- [What is being asked]
Your task is to filter the data below down to the lines holding "from".

Dataset records
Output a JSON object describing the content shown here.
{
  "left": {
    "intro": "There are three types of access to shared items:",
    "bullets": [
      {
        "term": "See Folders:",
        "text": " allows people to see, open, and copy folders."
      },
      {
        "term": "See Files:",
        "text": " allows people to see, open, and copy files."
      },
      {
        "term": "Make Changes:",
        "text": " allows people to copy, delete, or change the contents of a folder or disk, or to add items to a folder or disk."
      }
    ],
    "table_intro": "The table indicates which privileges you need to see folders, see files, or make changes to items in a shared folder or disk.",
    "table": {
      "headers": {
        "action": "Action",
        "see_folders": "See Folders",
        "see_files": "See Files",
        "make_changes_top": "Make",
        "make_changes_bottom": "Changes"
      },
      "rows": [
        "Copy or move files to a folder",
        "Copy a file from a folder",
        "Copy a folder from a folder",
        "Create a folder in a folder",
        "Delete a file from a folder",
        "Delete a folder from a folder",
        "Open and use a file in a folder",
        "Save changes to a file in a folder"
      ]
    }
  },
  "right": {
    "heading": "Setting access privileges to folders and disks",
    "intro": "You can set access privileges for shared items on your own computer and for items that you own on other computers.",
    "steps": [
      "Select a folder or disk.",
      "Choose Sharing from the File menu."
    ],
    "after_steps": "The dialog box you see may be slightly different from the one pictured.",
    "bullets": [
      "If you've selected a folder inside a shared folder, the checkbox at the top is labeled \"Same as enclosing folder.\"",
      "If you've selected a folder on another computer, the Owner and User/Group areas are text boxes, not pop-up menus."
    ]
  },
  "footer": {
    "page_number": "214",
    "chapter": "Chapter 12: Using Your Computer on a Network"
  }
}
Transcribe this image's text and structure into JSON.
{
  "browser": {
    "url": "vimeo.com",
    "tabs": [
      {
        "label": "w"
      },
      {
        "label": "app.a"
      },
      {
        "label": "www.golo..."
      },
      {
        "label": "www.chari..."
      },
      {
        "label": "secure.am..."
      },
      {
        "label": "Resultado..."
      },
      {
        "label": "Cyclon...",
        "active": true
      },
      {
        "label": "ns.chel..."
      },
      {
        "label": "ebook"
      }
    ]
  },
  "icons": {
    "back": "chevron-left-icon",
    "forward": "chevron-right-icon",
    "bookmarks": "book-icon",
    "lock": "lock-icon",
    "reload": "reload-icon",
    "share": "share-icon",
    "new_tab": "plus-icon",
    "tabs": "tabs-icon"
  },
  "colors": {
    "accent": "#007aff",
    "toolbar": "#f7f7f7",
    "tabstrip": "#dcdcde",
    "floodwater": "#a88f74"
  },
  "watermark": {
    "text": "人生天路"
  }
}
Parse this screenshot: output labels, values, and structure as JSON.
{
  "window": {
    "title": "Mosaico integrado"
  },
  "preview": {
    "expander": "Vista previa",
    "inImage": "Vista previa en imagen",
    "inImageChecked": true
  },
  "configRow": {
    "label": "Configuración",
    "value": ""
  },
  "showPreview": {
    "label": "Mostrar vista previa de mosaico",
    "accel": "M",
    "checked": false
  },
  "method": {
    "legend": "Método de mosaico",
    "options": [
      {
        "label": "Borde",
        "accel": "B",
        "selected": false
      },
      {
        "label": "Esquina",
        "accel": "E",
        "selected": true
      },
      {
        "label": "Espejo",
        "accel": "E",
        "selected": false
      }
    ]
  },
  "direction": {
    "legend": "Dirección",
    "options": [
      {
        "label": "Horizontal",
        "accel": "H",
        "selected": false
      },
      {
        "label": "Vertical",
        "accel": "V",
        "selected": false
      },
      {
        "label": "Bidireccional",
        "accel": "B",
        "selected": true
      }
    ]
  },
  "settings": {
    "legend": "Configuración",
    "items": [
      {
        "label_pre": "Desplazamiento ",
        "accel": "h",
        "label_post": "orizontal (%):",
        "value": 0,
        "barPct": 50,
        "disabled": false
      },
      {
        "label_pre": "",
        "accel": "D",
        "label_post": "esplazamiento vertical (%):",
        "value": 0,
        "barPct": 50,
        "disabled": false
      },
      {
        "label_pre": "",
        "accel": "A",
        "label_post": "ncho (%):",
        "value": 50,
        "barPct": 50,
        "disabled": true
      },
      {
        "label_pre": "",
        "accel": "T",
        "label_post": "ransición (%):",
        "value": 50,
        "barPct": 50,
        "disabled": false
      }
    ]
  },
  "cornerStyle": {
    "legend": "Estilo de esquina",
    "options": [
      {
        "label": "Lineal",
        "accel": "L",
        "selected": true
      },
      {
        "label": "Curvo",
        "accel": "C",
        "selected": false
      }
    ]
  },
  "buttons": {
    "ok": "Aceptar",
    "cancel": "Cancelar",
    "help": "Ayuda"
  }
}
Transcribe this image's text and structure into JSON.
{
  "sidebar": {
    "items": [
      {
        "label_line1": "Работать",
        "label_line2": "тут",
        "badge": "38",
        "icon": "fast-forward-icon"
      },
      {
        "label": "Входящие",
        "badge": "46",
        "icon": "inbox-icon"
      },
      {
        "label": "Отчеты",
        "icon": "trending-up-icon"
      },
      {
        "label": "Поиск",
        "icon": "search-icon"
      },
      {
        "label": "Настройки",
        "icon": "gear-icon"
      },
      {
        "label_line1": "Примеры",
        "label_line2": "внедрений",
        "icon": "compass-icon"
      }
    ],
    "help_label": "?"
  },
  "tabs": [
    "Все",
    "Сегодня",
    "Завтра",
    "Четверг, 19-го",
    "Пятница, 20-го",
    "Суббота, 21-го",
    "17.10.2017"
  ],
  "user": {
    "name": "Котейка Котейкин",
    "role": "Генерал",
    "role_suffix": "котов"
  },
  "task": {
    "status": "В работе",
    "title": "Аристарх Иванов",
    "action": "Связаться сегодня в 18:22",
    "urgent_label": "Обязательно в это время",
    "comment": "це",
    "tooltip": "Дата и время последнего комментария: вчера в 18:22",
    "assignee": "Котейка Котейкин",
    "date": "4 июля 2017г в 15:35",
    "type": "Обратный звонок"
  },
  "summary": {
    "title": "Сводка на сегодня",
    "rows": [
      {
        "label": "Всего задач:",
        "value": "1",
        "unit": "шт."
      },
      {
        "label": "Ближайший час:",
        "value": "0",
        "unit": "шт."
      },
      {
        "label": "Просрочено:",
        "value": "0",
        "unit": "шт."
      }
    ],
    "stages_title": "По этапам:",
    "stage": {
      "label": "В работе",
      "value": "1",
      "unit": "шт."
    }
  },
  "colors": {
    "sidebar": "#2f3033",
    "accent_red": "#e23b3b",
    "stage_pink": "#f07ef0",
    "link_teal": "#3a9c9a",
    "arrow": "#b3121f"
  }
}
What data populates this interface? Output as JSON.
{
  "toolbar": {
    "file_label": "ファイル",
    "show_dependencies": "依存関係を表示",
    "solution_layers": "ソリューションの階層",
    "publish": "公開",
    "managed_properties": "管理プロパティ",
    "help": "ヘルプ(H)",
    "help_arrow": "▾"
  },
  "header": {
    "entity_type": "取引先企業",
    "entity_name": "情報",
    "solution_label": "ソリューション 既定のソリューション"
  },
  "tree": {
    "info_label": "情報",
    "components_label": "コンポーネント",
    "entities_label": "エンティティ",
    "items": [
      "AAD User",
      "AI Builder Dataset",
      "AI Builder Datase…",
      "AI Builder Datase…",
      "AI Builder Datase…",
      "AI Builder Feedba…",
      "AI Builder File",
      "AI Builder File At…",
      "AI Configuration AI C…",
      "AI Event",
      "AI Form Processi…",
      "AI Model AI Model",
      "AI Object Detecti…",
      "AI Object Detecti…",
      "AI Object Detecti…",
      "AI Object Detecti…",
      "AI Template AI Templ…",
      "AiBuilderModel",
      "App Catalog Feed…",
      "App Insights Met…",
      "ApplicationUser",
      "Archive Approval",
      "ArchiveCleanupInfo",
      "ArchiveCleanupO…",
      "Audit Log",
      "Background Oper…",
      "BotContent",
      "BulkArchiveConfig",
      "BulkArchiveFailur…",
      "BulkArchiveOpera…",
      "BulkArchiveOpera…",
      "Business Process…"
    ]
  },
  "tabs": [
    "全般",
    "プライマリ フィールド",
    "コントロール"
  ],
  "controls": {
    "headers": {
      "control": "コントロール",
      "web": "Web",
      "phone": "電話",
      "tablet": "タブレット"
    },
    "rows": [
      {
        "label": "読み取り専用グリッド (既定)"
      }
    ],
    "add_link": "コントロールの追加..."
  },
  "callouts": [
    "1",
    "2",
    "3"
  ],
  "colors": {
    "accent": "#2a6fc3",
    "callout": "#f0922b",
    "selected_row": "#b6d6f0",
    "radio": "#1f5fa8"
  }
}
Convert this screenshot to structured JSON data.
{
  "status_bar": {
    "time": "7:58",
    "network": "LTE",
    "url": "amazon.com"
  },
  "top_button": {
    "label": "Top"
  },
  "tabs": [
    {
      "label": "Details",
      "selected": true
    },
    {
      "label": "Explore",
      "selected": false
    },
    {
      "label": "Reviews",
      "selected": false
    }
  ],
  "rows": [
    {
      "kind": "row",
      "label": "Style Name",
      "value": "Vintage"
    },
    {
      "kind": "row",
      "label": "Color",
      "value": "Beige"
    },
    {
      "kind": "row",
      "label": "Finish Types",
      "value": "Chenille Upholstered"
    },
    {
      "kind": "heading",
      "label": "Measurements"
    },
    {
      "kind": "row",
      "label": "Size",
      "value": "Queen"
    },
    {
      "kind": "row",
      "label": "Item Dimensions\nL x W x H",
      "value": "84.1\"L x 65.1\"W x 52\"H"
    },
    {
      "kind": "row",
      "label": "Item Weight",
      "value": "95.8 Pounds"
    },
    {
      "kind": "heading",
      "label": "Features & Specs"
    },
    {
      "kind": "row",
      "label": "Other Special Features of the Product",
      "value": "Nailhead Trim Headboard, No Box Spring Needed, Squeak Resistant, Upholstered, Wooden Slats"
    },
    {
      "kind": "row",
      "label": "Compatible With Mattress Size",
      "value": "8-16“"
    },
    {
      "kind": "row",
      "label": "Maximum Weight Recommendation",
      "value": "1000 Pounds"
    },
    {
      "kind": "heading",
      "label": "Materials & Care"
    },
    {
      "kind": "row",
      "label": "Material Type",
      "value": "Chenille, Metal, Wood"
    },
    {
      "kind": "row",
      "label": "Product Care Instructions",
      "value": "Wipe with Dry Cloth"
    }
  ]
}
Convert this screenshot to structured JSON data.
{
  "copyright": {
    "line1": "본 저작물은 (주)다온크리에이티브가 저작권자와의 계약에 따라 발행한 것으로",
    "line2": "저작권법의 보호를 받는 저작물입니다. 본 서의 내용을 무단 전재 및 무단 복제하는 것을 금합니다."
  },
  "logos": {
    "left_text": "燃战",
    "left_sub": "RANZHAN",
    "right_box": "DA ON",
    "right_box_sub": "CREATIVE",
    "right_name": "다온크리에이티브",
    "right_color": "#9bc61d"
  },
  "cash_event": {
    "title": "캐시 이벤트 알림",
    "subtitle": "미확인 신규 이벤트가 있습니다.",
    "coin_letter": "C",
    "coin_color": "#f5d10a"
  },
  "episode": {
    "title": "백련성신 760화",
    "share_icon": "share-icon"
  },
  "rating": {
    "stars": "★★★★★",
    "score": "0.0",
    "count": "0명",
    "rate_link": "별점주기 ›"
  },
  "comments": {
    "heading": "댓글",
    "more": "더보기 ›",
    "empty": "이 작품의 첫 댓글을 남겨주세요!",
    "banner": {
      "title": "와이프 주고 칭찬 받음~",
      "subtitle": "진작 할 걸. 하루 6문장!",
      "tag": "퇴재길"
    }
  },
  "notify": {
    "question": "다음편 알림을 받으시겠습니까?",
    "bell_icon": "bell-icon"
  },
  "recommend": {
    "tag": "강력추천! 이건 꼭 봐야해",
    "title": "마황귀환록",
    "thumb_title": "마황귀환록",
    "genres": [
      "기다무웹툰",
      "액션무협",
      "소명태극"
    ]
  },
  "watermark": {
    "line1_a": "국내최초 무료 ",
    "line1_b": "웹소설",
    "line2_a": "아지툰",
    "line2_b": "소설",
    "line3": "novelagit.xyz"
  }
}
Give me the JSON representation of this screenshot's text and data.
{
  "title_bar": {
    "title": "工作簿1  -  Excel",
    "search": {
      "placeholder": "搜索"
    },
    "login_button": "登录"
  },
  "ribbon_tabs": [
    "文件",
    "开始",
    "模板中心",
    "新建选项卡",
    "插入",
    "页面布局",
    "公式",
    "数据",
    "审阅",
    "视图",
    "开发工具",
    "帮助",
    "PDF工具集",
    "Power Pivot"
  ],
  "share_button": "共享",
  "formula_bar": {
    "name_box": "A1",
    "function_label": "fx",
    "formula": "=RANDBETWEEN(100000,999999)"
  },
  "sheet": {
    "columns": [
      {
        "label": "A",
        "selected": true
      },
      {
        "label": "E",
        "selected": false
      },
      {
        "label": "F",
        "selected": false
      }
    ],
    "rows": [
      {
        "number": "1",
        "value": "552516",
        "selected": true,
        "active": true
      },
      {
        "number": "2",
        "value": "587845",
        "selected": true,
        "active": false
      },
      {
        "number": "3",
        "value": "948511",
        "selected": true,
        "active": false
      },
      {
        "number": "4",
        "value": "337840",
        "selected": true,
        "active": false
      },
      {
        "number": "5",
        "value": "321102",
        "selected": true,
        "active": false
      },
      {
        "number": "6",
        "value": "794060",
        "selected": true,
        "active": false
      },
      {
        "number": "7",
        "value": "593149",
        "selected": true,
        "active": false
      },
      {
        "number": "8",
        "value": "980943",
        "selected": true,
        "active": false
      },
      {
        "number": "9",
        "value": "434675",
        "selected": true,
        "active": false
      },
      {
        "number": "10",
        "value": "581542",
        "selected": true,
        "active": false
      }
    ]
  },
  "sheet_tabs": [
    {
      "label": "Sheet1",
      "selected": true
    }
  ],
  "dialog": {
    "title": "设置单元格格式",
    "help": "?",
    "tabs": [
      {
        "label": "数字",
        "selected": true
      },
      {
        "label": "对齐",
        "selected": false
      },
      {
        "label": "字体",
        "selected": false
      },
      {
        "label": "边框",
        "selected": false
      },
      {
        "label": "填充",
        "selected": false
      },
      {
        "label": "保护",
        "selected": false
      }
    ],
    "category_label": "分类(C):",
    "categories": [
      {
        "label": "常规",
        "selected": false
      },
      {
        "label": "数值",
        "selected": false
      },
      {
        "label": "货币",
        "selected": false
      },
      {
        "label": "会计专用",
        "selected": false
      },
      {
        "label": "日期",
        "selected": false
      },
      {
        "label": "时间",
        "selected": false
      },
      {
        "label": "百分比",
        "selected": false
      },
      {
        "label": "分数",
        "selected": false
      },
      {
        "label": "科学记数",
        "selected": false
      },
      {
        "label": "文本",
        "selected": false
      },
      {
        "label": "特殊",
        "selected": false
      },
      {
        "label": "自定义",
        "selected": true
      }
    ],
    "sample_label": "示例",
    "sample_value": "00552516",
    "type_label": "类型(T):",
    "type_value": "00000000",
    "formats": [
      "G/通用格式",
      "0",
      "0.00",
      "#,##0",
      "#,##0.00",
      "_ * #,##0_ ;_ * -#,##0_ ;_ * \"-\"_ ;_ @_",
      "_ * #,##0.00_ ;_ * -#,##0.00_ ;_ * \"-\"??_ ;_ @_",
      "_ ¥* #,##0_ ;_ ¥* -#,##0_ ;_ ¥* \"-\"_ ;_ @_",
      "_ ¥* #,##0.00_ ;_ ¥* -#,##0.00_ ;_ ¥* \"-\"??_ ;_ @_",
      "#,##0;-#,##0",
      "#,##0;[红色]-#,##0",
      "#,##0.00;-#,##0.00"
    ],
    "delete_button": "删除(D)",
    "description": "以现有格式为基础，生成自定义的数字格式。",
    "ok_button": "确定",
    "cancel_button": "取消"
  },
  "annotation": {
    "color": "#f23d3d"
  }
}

- [Solved exercise]
        "Copy a file from a folder",
        "Copy a folder from a folder",
        "Delete a file from a folder",
        "Delete a folder from a folder",
      "Choose Sharing from the File menu."
    "after_steps": "The dialog box you see may be slightly different from the one pictured.",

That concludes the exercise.